Especially developed for EcoProducts by Candice Douglas of the Social Post, this bao-bread is a tried and tested recipe that focuses on exceptional taste using locally produced natural ingredients. We’re talking Oryx Desert Salt, Eureka Mills flour, Pesto Princess Harissa , Willow Creek Olive oil and of course baobab powder .
Makes 12 rolls
- 1 Tbsp chopped fresh rosemary
- 3 Tbsp olive oil (we’re fond of Willowcreek)
- 2½ cups sifted white bread flour (we like Eureka Mills)
- ½ cup baobab powder
- 10g tsp active dry yeast one packet
- ½ cup warm milk
- 3 heaped tbsp Fresh Harissa (we recommend Pesto Princess)
- 2 Tbsp sugar
- 1 tsp salt + extra for salt crust (we like Oryx Desert Salt)
- 1 egg
- ½ cup warm water
- 1 cup grated Pecorino cheese
- Stir rosemary into 2 tablespoons of olive oil and set aside.
- Preheat the oven to 150ᵒC for 10 minutes, and then switch off, keeping the door closed.
- In a large mixing bowl, or the bowl of a stand mixer, combine flour, baobab powder, and dry instant yeast.
- In a separate bowl, whisk together until combined: warm milk, harissa, sugar, salt, egg, and 1 tablespoon of olive oil.
- Add to the flour: warm water, milk mixture, and ½ of the pecorino.
- If you are using a stand mixer: use your dough hook on a low speed to knead the dough for about 10 minutes, until the dough is soft and smooth and is pulling away from the sides of the bowl. If your dough stays wet and sticky, add more flour one tablespoon at a time until your dough is soft and smooth. Roll into a large ball, place back in the mixing bowl, and cover with a clean damp tea towel. Place bowl in the pre-warmed (and switched off) oven and shut the door. Leave to rise for an hour.

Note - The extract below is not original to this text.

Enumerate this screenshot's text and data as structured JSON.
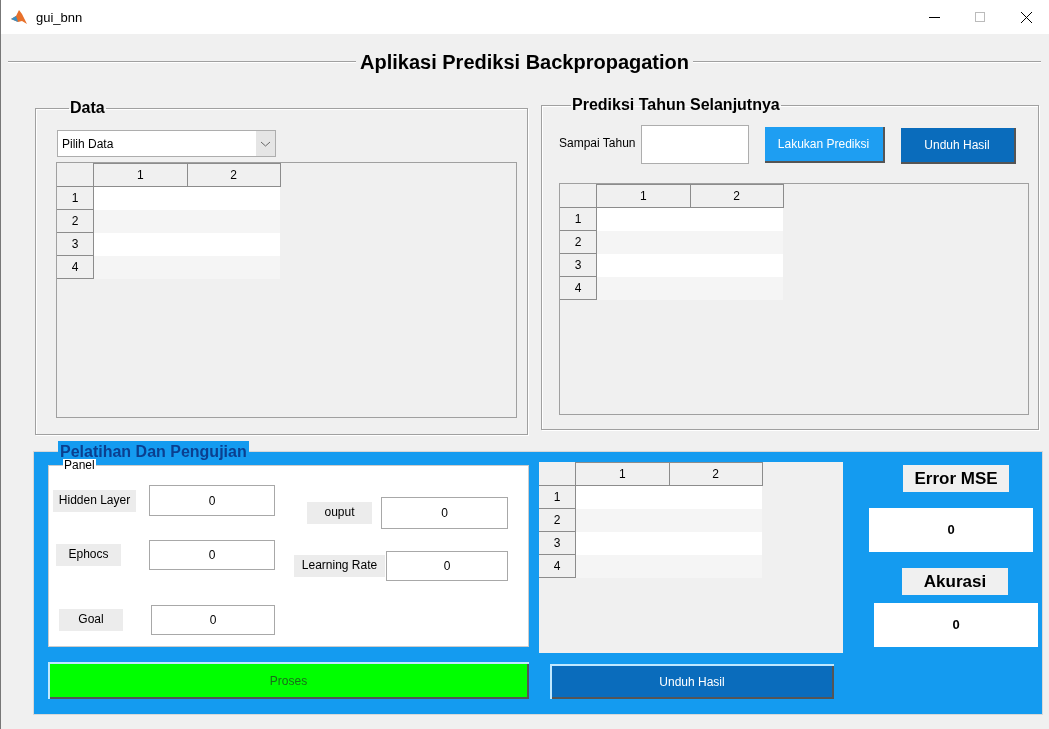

If you are kneading by hand: knead the dough on a clean floured surface for 10 to 15 minutes until the dough is soft and smooth. If your dough stays wet and sticky, add more flour one tablespoon at a time and knead in, until your dough is soft, supple, and unsticky. Roll into a large ball, place back in the mixing bowl, and cover with a clean damp tea towel. Place in the pre-warmed oven and shut the door. Leave to rise for an hour.

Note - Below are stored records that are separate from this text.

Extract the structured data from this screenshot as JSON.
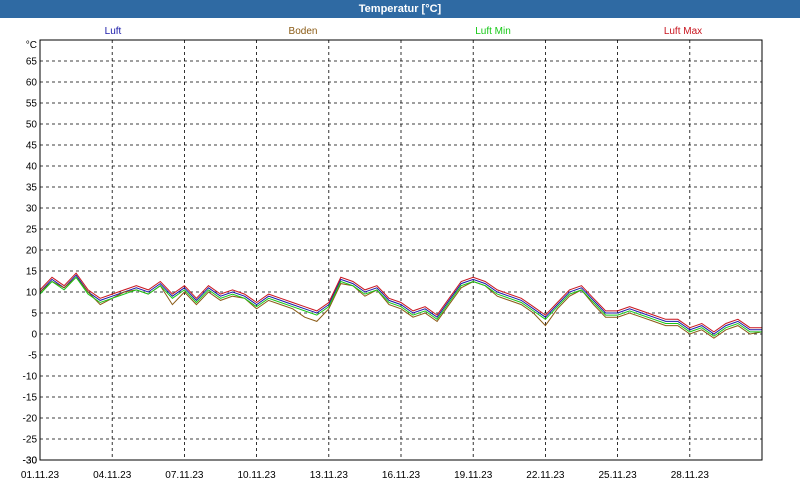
{
  "window": {
    "title": "Temperatur [°C]"
  },
  "chart_data": {
    "type": "line",
    "title": "Temperatur [°C]",
    "ylabel": "°C",
    "ylim": [
      -30,
      70
    ],
    "xlim": [
      0,
      30
    ],
    "grid": true,
    "legend_position": "top",
    "yticks": [
      -30,
      -25,
      -20,
      -15,
      -10,
      -5,
      0,
      5,
      10,
      15,
      20,
      25,
      30,
      35,
      40,
      45,
      50,
      55,
      60,
      65
    ],
    "xticks": [
      {
        "x": 0,
        "label": "01.11.23"
      },
      {
        "x": 3,
        "label": "04.11.23"
      },
      {
        "x": 6,
        "label": "07.11.23"
      },
      {
        "x": 9,
        "label": "10.11.23"
      },
      {
        "x": 12,
        "label": "13.11.23"
      },
      {
        "x": 15,
        "label": "16.11.23"
      },
      {
        "x": 18,
        "label": "19.11.23"
      },
      {
        "x": 21,
        "label": "22.11.23"
      },
      {
        "x": 24,
        "label": "25.11.23"
      },
      {
        "x": 27,
        "label": "28.11.23"
      }
    ],
    "x": [
      0,
      0.5,
      1,
      1.5,
      2,
      2.5,
      3,
      3.5,
      4,
      4.5,
      5,
      5.5,
      6,
      6.5,
      7,
      7.5,
      8,
      8.5,
      9,
      9.5,
      10,
      10.5,
      11,
      11.5,
      12,
      12.5,
      13,
      13.5,
      14,
      14.5,
      15,
      15.5,
      16,
      16.5,
      17,
      17.5,
      18,
      18.5,
      19,
      19.5,
      20,
      20.5,
      21,
      21.5,
      22,
      22.5,
      23,
      23.5,
      24,
      24.5,
      25,
      25.5,
      26,
      26.5,
      27,
      27.5,
      28,
      28.5,
      29,
      29.5,
      30
    ],
    "series": [
      {
        "name": "Luft",
        "color": "#1a1aa8",
        "values": [
          10,
          13,
          11,
          14,
          10,
          8,
          9,
          10,
          11,
          10,
          12,
          9,
          11,
          8,
          11,
          9,
          10,
          9,
          7,
          9,
          8,
          7,
          6,
          5,
          7,
          13,
          12,
          10,
          11,
          8,
          7,
          5,
          6,
          4,
          8,
          12,
          13,
          12,
          10,
          9,
          8,
          6,
          4,
          7,
          10,
          11,
          8,
          5,
          5,
          6,
          5,
          4,
          3,
          3,
          1,
          2,
          0,
          2,
          3,
          1,
          1
        ]
      },
      {
        "name": "Boden",
        "color": "#8a5a14",
        "values": [
          10,
          12.5,
          11,
          13.5,
          10,
          7,
          8.5,
          10,
          10.5,
          9.5,
          11.5,
          7,
          10,
          7,
          10,
          8,
          9,
          8.5,
          6,
          8,
          7,
          6,
          4,
          3,
          6,
          12,
          11.5,
          9,
          10.5,
          7,
          6,
          4,
          5,
          3,
          7,
          11,
          12.5,
          11.5,
          9,
          8,
          7,
          5,
          2,
          6,
          9,
          10.5,
          7,
          4,
          4,
          5,
          4,
          3,
          2,
          2,
          0,
          1,
          -1,
          1,
          2,
          0,
          0.5
        ]
      },
      {
        "name": "Luft Min",
        "color": "#16c816",
        "values": [
          9.5,
          12.5,
          10.5,
          13.5,
          9.5,
          7.5,
          8.5,
          9.5,
          10.5,
          9.5,
          11.5,
          8.5,
          10.5,
          7.5,
          10.5,
          8.5,
          9.5,
          8.5,
          6.5,
          8.5,
          7.5,
          6.5,
          5.5,
          4.5,
          6.5,
          12.5,
          11.5,
          9.5,
          10.5,
          7.5,
          6.5,
          4.5,
          5.5,
          3.5,
          7.5,
          11.5,
          12.5,
          11.5,
          9.5,
          8.5,
          7.5,
          5.5,
          3.5,
          6.5,
          9.5,
          10.5,
          7.5,
          4.5,
          4.5,
          5.5,
          4.5,
          3.5,
          2.5,
          2.5,
          0.5,
          1.5,
          -0.5,
          1.5,
          2.5,
          0.5,
          0.5
        ]
      },
      {
        "name": "Luft Max",
        "color": "#c8141e",
        "values": [
          10.5,
          13.5,
          11.5,
          14.5,
          10.5,
          8.5,
          9.5,
          10.5,
          11.5,
          10.5,
          12.5,
          9.5,
          11.5,
          8.5,
          11.5,
          9.5,
          10.5,
          9.5,
          7.5,
          9.5,
          8.5,
          7.5,
          6.5,
          5.5,
          7.5,
          13.5,
          12.5,
          10.5,
          11.5,
          8.5,
          7.5,
          5.5,
          6.5,
          4.5,
          8.5,
          12.5,
          13.5,
          12.5,
          10.5,
          9.5,
          8.5,
          6.5,
          4.5,
          7.5,
          10.5,
          11.5,
          8.5,
          5.5,
          5.5,
          6.5,
          5.5,
          4.5,
          3.5,
          3.5,
          1.5,
          2.5,
          0.5,
          2.5,
          3.5,
          1.5,
          1.5
        ]
      }
    ]
  }
}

- Once your dough has risen (it should have almost doubled) remove it from the oven and pre-warm the oven again at 150ᵒC for 5-10 minutes.
- Punch the dough down firmly with your fist a few times. Roll the dough out with your hands until it forms a thick sausage. Cut into 12 equally sized pieces and roll each piece into a ball.

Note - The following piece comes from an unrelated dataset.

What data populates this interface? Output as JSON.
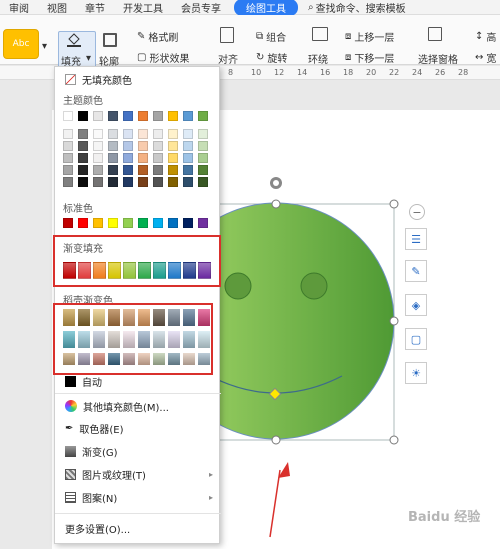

- Arrange the dough balls in the middle of a round cake tin so that they’re gently touching, and cover with a clean damp tea towel. Making sure the oven is switched off, put the rolls into the warm oven for 30 minutes to allow the rolls to rise.
- Remove the rolls from the oven and preheat the oven to 200ᵒ
- Brush the tops of the rolls with rosemary infused olive oil and sprinkle salt over them, about 2 to 4 tsp, depending on your taste. Top with the remaining ½ cup Pecorino cheese.
- Place the rolls in the center of the oven, shut the door and immediately turn the heat down to 180ᵒ Bake for 30 to 45 minutes, or until the tops are nicely brown and the rolls sound hollow when you gently knock on them.
- Serve hot with fresh farm butter, or with olive oil and dukkhah.
Chef’s Tip: these freeze well, so if you have any left over, pop them into a freezer bag. They defrost quickly on a rack over the toaster.